Sweet Girl (2021)
Directed by Brian Andrew Mendoza
Isabela Merced has grown up. In “Sweet Girl,” director Brian Andrew Mendoza’s new movie, the star of the live-action “Dora and the Lost City of Gold” is less Dora the Explorer and more Dora the Avenger. She can kick some serious butt! Unfortunately, fantastic stunts are about the only good thing this Netflix offering has to offer.
Jason Momoa plays Ray, a devoted husband who’s understandably angry when a promising experimental drug is pulled from the market, sentencing his wife (in the hospital, suffering from cancer) to death. When Ray hears wind of a bribery scandal involving the pharma company that halted the treatment, he sees an opportunity to take out his grief on the men and women responsible. But when he goes to meet a journalist about the news, his daughter (Merced) trails him. After that, their fates are tied.
Merced had already showed her action chops before she was Dora, in “Sicario: Day of the Soldado.” And in “Instant Family,” she showed us she was capable of family drama. “Dora and the Lost City of Gold” was just proof she could be the star. After “Sweet Girl,” Merced is about four years from being cast as Lara Croft or Jean Grey or some other badass female action hero, and I am totally on board. She learned multiple fighting styles, including wrestling and jiu jitsu, in order to prepare for her fight scenes. This movie was her time to shine. If you’ve been underestimating Isabela Merced, now’s the time to stop. Despite the odds, Jason Momoa finds a way to look like an everyman when he wants to. As striking as his features are, he can still play grieving husband (and not just underwater superhero). I respect him for that. Unfortunately, “Sweet Girl” calls on him to read off sanctimonious voiceover narration and generally be the kind of #GirlDad you only see in movies. It pulls you out of the movie.

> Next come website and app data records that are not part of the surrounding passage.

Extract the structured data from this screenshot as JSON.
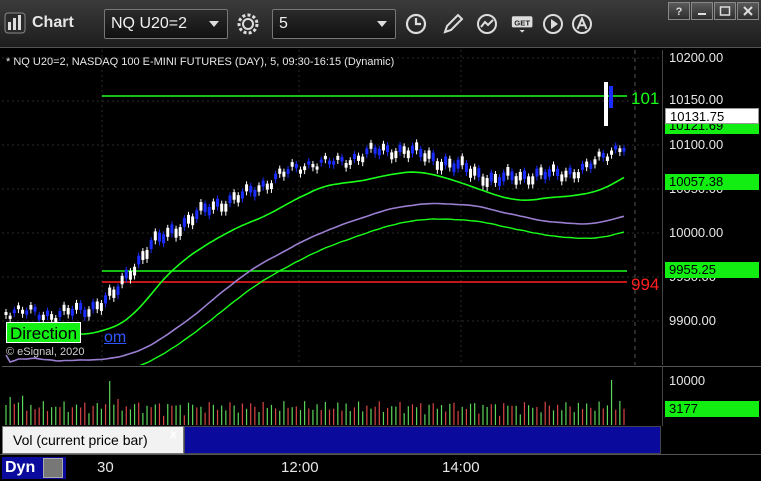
{
  "toolbar": {
    "app_title": "Chart",
    "symbol_value": "NQ U20=2",
    "interval_value": "5"
  },
  "chart": {
    "header": "* NQ U20=2, NASDAQ 100 E-MINI FUTURES (DAY), 5, 09:30-16:15 (Dynamic)",
    "copyright": "© eSignal, 2020",
    "direction_label": "Direction",
    "link_text": "om",
    "level_upper_text": "101",
    "level_lower_text": "994",
    "price_axis": [
      "10200.00",
      "10150.00",
      "10100.00",
      "10050.00",
      "10000.00",
      "9950.00",
      "9900.00"
    ],
    "tags": {
      "last_price": "10131.75",
      "green_upper": "10121.69",
      "green_mid": "10057.38",
      "green_lower": "9955.25"
    },
    "colors": {
      "up": "#ffffff",
      "down": "#1a2cff",
      "ma_green": "#1aff1a",
      "ma_red": "#ff2020",
      "ma_purple": "#9a7fd0"
    }
  },
  "volume": {
    "axis_label": "10000",
    "tag": "3177",
    "label": "Vol (current price bar)",
    "close_glyph": "x"
  },
  "time_axis": {
    "dyn_label": "Dyn",
    "labels": [
      "30",
      "12:00",
      "14:00"
    ]
  }
}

It’s not Momoa’s fault. The team of writers includes one guy whose only other credit is “Without Remorse” (the Michael B. Jordan-starring Tom Clancy adaptation) and another who helped write “The Book of Henry” (AKA the movie so bad it got director Colin Trevorrow pulled from a “Star Wars” movie). “Sweet Child” uses a lazy healthcare premise to tug heartstrings from the start. Nothing is more tragic than cancer. But with any discernment you can see the writers are just trying to trick you into a false sense of sorrow, to get you feeling sorry for the main characters. Sometimes that works, but the more you see it the less effective it is. It’s been a couple decades since “John Q,” and we’ve seen our share of cancer as a cheap jumping point for an emotional movie. And then there’s the big twist, toward the end, that completely defies logic. If it was meant to stun viewers into forgetting the bad writing leading up to it, it didn’t work. Instead, it was an eyeroll moment that summed up everything that had gone wrong leading up to it. The best action movies keep the basis simple, and string together their fight sequences with just the bare minimum amount of talking. “Sweet Girl” missed that day in action movie school, I guess.